Your assignment: All lines in the material with the string "value" should be listed.

Data shown:
···

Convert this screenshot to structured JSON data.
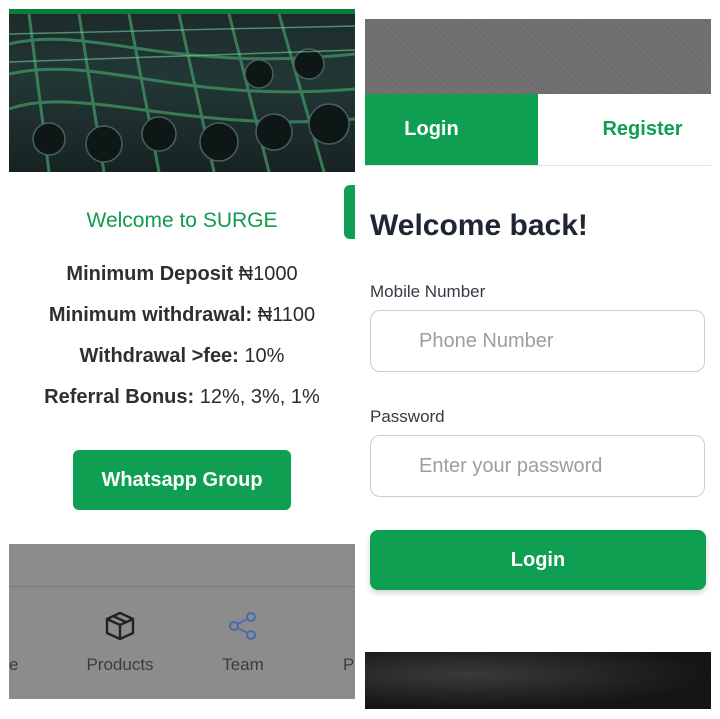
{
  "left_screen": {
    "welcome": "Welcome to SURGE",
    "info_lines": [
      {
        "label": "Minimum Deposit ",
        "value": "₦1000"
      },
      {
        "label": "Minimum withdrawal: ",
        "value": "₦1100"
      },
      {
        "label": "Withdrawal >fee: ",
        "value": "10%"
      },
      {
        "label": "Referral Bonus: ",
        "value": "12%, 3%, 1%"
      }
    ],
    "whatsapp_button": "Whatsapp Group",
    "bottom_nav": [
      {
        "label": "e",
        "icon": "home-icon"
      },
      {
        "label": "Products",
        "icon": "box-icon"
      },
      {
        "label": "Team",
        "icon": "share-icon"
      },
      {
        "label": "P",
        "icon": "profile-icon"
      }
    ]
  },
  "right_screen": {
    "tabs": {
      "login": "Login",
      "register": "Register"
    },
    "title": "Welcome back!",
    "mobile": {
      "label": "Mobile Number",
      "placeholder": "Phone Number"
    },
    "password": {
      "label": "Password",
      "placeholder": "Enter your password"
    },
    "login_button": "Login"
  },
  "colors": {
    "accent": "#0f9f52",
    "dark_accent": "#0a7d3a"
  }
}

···

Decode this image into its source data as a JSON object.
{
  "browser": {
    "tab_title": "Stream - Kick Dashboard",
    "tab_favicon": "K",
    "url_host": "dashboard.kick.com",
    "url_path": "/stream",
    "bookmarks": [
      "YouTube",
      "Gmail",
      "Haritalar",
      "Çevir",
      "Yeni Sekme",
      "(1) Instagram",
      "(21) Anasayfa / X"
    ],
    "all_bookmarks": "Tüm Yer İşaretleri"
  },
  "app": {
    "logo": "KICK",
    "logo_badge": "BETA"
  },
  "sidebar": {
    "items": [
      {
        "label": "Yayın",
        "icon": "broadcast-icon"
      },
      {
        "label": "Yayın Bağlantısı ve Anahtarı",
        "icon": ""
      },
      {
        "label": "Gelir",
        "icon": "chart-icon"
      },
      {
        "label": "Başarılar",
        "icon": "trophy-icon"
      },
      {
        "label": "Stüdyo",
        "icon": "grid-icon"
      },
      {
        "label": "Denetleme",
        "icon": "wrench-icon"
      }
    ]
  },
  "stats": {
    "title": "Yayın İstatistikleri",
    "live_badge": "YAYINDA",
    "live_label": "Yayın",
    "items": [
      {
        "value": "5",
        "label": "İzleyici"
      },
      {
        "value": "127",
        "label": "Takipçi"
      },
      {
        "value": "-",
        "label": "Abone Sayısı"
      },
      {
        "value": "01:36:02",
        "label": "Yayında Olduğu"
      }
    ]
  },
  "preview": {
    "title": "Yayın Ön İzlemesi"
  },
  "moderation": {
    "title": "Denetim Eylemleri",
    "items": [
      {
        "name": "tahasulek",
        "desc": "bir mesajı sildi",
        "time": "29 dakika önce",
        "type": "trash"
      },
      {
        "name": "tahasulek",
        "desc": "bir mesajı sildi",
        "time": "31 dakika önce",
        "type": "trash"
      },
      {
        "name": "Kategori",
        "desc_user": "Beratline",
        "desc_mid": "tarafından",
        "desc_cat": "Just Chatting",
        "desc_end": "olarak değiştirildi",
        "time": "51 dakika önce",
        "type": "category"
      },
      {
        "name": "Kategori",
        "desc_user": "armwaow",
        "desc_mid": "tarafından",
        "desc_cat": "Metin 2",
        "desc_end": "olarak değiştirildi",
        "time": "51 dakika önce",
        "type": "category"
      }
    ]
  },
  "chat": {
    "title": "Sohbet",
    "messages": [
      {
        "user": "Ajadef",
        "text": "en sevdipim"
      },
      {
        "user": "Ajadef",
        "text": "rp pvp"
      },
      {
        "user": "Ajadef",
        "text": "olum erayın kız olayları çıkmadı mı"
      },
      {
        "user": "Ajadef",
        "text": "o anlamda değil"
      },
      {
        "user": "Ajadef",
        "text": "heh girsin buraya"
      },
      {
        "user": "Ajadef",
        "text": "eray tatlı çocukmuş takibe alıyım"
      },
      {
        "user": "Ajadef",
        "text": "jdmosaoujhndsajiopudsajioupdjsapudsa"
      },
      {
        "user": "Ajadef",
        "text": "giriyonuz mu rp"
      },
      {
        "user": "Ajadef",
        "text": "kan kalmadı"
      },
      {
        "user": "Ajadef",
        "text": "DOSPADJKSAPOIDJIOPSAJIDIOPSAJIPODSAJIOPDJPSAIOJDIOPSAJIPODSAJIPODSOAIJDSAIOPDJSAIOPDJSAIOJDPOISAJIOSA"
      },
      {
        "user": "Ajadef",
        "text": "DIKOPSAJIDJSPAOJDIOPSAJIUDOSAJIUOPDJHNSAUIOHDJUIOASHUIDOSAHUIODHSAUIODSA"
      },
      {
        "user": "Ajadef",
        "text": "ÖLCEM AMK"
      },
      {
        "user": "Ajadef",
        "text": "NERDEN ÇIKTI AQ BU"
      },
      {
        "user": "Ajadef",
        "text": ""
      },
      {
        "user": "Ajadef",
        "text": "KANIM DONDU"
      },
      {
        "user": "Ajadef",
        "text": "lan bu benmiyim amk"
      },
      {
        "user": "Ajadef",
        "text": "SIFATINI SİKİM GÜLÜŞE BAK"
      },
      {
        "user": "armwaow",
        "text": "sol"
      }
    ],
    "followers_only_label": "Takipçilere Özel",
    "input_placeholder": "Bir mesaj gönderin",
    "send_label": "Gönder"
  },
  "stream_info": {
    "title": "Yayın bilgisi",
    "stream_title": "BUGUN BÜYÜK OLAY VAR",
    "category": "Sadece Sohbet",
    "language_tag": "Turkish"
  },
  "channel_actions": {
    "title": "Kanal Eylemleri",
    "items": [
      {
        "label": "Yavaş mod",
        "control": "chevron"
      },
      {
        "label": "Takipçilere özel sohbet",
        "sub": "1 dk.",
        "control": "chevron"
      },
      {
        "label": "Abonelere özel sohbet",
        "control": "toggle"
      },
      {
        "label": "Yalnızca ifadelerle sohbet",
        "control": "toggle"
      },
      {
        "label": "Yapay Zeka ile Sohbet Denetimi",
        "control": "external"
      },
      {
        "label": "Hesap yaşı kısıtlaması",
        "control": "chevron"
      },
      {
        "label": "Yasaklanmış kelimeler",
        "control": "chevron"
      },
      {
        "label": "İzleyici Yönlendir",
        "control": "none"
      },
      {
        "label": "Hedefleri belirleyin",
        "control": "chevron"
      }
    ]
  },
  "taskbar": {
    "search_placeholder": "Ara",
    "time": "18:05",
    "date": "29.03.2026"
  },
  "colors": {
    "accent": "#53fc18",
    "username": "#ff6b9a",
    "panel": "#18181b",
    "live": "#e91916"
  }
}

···

Response:
        "value": "₦1000"
        "value": "₦1100"
        "value": "10%"
        "value": "12%, 3%, 1%"
        "value": "5",
        "value": "127",
        "value": "-",
        "value": "01:36:02",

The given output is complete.